### EXERCISE INPUTS

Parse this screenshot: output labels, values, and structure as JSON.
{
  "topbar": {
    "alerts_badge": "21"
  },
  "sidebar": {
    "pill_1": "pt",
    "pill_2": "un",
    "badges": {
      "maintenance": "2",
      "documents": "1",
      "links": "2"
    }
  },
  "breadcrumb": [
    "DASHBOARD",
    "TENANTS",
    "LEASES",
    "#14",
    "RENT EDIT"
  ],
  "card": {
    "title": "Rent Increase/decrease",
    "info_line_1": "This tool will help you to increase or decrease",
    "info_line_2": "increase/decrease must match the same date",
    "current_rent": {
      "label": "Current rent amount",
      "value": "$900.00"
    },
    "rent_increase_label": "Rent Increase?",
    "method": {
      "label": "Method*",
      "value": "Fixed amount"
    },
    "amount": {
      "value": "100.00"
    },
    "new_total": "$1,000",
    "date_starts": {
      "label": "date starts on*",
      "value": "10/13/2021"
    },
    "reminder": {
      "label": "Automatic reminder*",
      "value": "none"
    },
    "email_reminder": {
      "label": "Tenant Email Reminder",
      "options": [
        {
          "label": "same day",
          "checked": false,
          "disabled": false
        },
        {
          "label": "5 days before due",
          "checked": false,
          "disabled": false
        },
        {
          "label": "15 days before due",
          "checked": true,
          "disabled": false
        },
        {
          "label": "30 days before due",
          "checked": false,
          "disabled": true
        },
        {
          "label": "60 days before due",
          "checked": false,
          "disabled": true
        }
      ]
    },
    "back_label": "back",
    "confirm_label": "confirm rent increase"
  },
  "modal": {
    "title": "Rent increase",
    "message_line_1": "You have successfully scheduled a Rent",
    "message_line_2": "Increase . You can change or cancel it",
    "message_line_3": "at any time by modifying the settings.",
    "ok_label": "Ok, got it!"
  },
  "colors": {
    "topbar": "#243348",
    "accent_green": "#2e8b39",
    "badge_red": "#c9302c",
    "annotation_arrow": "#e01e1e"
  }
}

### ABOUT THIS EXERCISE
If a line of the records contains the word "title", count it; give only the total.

### EXPECTED ANSWER
2